Brief
Your reply should be a single number, the count of lines in the records that contain the string "JSON".

Study material
--- --- ---
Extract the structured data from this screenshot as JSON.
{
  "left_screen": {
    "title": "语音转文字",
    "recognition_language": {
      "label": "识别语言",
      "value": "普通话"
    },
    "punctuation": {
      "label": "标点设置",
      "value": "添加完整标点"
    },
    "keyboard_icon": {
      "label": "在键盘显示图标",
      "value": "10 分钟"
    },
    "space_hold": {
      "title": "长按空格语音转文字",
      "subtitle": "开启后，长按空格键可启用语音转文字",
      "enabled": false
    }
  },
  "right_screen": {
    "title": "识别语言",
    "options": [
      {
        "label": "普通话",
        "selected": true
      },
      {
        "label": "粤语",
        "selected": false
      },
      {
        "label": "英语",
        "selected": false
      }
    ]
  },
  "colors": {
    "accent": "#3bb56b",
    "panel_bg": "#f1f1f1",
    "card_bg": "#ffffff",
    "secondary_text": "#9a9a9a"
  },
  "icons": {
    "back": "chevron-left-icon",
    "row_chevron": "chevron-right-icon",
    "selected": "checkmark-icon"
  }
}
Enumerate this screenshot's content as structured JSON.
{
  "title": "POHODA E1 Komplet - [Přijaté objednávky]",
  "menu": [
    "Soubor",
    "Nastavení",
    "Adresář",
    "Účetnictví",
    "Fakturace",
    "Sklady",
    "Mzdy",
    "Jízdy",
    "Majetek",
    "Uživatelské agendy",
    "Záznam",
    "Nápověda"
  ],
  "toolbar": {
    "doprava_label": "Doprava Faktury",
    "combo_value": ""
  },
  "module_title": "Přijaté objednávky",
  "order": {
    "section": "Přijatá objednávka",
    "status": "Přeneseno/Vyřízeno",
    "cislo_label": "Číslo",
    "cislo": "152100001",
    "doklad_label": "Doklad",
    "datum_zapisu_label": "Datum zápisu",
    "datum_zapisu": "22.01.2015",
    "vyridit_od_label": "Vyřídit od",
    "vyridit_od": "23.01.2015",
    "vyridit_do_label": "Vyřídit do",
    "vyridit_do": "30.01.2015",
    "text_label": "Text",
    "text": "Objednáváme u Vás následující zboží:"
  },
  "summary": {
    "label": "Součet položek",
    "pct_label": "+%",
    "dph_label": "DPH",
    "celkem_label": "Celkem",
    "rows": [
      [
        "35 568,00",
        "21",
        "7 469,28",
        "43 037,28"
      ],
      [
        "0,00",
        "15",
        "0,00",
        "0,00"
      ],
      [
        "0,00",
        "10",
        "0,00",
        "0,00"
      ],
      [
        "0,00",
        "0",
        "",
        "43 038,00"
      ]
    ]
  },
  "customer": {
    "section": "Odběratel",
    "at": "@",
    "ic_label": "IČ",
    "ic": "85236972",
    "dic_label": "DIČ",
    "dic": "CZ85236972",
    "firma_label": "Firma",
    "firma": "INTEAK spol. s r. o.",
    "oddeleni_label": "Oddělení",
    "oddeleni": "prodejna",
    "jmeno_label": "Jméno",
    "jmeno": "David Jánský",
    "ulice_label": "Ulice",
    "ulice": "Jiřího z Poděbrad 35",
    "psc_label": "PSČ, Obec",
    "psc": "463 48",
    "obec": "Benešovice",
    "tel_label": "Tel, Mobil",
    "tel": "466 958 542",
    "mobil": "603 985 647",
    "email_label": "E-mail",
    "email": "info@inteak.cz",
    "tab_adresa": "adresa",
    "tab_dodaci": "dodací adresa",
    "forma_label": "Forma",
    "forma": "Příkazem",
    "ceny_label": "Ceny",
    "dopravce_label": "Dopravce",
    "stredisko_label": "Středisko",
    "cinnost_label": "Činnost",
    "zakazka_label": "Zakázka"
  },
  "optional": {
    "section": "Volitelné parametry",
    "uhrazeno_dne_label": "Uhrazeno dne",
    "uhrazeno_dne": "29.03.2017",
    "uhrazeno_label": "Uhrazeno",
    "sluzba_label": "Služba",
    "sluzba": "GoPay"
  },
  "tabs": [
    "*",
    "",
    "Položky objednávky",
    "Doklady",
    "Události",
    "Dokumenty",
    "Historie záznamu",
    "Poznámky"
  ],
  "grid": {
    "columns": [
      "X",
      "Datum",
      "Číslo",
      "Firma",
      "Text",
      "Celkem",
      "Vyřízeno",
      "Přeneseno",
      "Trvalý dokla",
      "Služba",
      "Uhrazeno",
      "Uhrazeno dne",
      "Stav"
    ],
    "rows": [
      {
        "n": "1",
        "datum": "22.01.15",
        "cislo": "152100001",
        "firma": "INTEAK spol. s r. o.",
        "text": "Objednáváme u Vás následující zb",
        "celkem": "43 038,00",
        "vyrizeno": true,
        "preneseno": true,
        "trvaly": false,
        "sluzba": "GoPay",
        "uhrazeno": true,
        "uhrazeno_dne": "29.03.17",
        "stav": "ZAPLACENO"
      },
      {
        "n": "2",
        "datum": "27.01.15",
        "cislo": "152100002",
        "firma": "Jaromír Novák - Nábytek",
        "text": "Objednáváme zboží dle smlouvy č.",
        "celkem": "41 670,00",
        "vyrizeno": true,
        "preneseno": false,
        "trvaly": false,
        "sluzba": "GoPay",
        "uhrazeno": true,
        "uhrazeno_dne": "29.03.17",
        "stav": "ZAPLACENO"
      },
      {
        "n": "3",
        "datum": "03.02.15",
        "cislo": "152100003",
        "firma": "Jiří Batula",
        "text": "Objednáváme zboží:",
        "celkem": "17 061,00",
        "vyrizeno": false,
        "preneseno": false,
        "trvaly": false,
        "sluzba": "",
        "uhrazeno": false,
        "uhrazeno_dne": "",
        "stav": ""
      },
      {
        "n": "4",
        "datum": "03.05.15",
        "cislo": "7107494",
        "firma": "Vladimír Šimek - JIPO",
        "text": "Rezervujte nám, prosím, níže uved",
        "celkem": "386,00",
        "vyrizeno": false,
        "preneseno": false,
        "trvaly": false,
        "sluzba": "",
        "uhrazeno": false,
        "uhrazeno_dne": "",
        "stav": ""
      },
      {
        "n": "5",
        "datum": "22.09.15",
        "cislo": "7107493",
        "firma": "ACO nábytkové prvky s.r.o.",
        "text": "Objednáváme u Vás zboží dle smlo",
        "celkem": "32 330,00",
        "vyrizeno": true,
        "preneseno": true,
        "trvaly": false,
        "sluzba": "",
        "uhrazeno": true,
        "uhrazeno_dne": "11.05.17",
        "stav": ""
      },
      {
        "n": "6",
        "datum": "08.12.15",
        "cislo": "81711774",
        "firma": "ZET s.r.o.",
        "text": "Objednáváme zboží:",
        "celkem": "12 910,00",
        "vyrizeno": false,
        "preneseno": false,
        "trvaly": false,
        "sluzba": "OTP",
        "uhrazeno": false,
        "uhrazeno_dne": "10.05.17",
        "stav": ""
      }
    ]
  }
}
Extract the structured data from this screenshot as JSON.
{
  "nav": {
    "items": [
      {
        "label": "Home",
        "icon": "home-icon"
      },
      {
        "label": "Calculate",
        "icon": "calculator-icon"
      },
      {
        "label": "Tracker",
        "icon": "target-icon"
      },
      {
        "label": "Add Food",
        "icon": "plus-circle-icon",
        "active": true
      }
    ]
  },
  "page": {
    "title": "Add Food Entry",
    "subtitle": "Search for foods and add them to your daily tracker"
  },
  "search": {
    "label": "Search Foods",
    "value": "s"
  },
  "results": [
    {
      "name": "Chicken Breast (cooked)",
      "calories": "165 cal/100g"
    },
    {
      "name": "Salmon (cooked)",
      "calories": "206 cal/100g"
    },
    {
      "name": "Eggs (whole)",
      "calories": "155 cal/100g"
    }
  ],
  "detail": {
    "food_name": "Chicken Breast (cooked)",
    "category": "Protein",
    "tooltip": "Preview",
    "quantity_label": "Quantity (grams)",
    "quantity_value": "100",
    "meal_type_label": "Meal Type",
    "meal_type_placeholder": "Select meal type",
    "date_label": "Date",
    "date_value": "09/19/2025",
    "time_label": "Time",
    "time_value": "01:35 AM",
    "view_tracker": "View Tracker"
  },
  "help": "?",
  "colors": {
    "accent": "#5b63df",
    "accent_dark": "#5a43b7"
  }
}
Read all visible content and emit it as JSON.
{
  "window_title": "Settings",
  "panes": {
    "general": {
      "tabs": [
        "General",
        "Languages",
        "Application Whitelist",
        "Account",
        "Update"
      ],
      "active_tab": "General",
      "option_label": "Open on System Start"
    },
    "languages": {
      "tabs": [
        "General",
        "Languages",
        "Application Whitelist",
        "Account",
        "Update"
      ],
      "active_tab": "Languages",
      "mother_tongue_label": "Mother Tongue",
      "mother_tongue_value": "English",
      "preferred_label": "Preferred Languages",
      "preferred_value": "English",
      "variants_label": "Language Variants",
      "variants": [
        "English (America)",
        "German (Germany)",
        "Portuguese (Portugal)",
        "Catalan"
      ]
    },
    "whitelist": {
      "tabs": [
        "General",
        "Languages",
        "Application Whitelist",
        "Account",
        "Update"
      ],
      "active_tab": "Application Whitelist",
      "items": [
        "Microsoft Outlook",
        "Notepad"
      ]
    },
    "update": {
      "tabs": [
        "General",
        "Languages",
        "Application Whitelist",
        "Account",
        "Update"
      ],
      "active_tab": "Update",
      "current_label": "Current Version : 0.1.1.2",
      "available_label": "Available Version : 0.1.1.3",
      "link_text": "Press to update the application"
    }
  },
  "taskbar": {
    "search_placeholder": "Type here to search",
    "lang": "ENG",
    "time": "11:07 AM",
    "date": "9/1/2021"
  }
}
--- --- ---
Response to the task
4